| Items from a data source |
──────
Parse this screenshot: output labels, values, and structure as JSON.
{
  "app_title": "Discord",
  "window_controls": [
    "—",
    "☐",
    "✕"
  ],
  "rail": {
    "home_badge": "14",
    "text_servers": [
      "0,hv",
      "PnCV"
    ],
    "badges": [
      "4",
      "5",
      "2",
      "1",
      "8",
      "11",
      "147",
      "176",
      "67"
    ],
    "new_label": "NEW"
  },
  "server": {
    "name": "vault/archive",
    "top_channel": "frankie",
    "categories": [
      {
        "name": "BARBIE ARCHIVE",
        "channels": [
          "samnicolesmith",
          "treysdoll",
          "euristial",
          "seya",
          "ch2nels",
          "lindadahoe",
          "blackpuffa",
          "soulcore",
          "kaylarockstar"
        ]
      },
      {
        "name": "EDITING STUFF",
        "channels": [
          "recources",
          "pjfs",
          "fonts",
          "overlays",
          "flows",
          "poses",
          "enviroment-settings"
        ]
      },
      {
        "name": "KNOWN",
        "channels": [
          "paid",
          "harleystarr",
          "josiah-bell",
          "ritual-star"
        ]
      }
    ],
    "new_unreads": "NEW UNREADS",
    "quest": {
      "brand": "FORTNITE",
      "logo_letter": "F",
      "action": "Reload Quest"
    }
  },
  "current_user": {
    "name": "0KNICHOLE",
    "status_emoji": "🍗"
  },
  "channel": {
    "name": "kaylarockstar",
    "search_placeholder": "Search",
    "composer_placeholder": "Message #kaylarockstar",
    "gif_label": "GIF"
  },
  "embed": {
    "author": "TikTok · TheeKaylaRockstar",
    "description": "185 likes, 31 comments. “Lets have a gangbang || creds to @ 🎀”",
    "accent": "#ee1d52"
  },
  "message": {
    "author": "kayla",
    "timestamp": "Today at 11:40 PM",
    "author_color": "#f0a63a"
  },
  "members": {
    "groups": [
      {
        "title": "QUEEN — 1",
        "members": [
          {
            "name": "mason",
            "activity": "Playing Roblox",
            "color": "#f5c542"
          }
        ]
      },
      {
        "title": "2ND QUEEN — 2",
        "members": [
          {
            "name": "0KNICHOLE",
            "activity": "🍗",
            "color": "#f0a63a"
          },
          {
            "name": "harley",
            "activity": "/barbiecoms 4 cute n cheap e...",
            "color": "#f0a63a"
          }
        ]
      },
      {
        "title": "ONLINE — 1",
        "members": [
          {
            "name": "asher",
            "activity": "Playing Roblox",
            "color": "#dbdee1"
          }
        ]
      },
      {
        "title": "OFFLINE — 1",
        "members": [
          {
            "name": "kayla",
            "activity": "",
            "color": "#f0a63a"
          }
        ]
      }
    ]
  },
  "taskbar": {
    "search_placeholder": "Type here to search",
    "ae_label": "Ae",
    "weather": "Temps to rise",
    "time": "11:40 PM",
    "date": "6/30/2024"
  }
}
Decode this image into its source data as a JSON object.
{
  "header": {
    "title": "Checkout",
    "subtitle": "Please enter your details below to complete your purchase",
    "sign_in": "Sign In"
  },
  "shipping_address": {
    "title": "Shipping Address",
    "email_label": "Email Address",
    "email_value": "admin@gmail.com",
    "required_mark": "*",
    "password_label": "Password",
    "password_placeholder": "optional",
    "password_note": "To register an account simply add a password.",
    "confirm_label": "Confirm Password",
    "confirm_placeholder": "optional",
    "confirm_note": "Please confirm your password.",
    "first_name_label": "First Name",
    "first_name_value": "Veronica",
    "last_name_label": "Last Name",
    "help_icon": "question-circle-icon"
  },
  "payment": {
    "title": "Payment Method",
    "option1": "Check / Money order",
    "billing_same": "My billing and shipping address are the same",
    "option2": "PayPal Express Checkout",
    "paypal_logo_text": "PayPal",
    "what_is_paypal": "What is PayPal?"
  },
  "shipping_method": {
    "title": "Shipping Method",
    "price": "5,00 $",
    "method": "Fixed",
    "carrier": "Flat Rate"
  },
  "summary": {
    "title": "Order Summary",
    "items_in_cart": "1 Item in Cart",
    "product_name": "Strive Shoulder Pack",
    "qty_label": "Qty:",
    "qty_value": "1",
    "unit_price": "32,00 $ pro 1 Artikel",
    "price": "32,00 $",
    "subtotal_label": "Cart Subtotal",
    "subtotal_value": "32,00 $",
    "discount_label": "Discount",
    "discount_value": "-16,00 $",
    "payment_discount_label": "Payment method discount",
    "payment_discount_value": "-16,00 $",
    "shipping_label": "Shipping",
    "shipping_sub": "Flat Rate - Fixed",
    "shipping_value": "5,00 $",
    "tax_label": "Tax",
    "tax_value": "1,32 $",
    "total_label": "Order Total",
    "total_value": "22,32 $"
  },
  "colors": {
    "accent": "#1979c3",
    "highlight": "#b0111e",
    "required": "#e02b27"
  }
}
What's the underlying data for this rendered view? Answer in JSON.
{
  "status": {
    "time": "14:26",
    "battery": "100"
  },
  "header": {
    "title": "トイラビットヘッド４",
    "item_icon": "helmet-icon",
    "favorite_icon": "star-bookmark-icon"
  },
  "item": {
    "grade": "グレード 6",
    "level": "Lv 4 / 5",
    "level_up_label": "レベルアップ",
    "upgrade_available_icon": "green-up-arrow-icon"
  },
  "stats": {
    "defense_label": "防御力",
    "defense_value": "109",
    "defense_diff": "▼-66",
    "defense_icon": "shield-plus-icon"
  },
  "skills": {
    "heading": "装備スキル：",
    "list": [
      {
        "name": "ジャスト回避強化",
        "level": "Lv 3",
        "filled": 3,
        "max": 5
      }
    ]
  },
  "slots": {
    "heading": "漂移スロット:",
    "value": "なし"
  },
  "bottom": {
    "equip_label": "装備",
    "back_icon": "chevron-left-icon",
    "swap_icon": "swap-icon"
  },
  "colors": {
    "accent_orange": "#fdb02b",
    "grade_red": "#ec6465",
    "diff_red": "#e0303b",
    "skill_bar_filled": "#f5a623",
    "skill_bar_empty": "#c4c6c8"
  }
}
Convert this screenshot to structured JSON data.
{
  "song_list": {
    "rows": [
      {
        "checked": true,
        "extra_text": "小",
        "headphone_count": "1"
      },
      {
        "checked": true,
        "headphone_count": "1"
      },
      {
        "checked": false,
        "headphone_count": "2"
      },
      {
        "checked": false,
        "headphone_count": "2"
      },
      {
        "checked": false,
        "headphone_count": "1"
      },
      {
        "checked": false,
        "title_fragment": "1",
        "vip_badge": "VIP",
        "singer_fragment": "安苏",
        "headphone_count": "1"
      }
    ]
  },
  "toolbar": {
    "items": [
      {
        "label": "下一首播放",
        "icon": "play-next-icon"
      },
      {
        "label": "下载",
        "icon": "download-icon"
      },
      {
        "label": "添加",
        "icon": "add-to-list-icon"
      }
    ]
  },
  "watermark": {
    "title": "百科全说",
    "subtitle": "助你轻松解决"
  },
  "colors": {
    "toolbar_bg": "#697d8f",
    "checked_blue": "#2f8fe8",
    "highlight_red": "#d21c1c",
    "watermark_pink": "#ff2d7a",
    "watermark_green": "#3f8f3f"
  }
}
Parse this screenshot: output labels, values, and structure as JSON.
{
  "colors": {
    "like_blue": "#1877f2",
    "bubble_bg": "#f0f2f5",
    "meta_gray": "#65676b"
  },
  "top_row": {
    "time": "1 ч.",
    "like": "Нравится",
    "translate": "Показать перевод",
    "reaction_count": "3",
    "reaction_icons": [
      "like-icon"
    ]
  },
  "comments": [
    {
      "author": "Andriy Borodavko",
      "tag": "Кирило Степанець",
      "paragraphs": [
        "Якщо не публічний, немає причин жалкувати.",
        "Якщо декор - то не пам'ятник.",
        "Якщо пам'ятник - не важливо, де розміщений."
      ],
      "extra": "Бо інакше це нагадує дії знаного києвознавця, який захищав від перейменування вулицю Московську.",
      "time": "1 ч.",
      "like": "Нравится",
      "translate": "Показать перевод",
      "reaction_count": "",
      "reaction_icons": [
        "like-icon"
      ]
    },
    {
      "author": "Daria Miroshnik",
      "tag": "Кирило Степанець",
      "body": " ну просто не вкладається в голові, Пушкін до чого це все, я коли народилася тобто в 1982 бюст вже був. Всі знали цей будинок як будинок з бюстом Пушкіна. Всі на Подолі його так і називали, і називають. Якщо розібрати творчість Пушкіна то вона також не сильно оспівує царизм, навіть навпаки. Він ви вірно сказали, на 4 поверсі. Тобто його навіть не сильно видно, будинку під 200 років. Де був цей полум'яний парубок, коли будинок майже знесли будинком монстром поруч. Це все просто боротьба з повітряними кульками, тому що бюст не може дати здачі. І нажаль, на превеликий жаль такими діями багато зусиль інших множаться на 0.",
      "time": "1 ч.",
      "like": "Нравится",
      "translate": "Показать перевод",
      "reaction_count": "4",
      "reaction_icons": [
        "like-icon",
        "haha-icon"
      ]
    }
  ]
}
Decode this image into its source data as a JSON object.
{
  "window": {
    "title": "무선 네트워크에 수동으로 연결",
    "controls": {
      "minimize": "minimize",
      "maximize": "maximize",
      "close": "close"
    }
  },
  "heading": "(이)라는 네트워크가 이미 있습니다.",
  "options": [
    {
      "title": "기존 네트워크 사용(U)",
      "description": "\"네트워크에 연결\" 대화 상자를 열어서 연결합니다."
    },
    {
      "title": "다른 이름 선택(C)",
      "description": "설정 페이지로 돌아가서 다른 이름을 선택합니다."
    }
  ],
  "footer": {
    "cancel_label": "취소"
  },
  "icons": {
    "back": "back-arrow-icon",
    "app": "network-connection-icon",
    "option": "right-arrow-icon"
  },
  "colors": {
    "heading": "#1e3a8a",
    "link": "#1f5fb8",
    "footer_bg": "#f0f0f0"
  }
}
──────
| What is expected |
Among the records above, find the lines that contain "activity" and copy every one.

| Completed task |
            "activity": "Playing Roblox",
            "activity": "🍗",
            "activity": "/barbiecoms 4 cute n cheap e...",
            "activity": "Playing Roblox",
            "activity": "",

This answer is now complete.